== Work item ==
Write each record again exactly as it stands.

Stored records
——

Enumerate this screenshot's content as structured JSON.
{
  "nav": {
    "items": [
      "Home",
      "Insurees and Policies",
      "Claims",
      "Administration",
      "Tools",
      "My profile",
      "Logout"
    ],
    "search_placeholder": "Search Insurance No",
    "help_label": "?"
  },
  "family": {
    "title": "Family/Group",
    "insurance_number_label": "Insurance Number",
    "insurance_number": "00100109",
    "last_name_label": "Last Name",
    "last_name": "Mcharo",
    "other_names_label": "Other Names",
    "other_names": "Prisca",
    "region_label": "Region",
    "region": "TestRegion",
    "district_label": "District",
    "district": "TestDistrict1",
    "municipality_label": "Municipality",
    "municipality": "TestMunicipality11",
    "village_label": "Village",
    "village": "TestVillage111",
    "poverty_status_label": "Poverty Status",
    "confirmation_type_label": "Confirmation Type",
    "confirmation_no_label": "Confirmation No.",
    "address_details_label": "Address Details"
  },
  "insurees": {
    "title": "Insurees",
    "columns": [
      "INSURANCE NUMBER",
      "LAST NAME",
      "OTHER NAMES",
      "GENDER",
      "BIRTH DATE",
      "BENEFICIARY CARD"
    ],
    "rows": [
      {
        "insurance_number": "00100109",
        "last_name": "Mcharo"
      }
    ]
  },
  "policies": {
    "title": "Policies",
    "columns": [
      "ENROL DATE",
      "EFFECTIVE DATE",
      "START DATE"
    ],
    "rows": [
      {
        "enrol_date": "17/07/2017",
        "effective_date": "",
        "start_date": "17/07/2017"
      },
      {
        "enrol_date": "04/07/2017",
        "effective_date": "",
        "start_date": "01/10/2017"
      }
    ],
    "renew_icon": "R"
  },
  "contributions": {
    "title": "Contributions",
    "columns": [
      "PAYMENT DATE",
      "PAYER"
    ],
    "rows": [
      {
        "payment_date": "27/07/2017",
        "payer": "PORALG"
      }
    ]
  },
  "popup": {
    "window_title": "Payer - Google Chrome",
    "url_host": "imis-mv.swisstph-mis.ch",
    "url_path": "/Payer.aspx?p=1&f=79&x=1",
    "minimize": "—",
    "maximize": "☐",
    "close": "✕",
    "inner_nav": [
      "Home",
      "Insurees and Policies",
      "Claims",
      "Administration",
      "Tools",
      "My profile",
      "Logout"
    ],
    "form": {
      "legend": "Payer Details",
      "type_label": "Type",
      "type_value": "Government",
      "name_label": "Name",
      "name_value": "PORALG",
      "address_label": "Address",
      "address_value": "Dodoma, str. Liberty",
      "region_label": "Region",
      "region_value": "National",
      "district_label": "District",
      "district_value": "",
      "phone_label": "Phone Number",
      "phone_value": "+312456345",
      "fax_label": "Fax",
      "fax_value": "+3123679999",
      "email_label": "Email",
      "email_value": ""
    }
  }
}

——

== Reply to the exercise ==
Enumerate this screenshot's content as structured JSON.
{
  "nav": {
    "items": [
      "Home",
      "Insurees and Policies",
      "Claims",
      "Administration",
      "Tools",
      "My profile",
      "Logout"
    ],
    "search_placeholder": "Search Insurance No",
    "help_label": "?"
  },
  "family": {
    "title": "Family/Group",
    "insurance_number_label": "Insurance Number",
    "insurance_number": "00100109",
    "last_name_label": "Last Name",
    "last_name": "Mcharo",
    "other_names_label": "Other Names",
    "other_names": "Prisca",
    "region_label": "Region",
    "region": "TestRegion",
    "district_label": "District",
    "district": "TestDistrict1",
    "municipality_label": "Municipality",
    "municipality": "TestMunicipality11",
    "village_label": "Village",
    "village": "TestVillage111",
    "poverty_status_label": "Poverty Status",
    "confirmation_type_label": "Confirmation Type",
    "confirmation_no_label": "Confirmation No.",
    "address_details_label": "Address Details"
  },
  "insurees": {
    "title": "Insurees",
    "columns": [
      "INSURANCE NUMBER",
      "LAST NAME",
      "OTHER NAMES",
      "GENDER",
      "BIRTH DATE",
      "BENEFICIARY CARD"
    ],
    "rows": [
      {
        "insurance_number": "00100109",
        "last_name": "Mcharo"
      }
    ]
  },
  "policies": {
    "title": "Policies",
    "columns": [
      "ENROL DATE",
      "EFFECTIVE DATE",
      "START DATE"
    ],
    "rows": [
      {
        "enrol_date": "17/07/2017",
        "effective_date": "",
        "start_date": "17/07/2017"
      },
      {
        "enrol_date": "04/07/2017",
        "effective_date": "",
        "start_date": "01/10/2017"
      }
    ],
    "renew_icon": "R"
  },
  "contributions": {
    "title": "Contributions",
    "columns": [
      "PAYMENT DATE",
      "PAYER"
    ],
    "rows": [
      {
        "payment_date": "27/07/2017",
        "payer": "PORALG"
      }
    ]
  },
  "popup": {
    "window_title": "Payer - Google Chrome",
    "url_host": "imis-mv.swisstph-mis.ch",
    "url_path": "/Payer.aspx?p=1&f=79&x=1",
    "minimize": "—",
    "maximize": "☐",
    "close": "✕",
    "inner_nav": [
      "Home",
      "Insurees and Policies",
      "Claims",
      "Administration",
      "Tools",
      "My profile",
      "Logout"
    ],
    "form": {
      "legend": "Payer Details",
      "type_label": "Type",
      "type_value": "Government",
      "name_label": "Name",
      "name_value": "PORALG",
      "address_label": "Address",
      "address_value": "Dodoma, str. Liberty",
      "region_label": "Region",
      "region_value": "National",
      "district_label": "District",
      "district_value": "",
      "phone_label": "Phone Number",
      "phone_value": "+312456345",
      "fax_label": "Fax",
      "fax_value": "+3123679999",
      "email_label": "Email",
      "email_value": ""
    }
  }
}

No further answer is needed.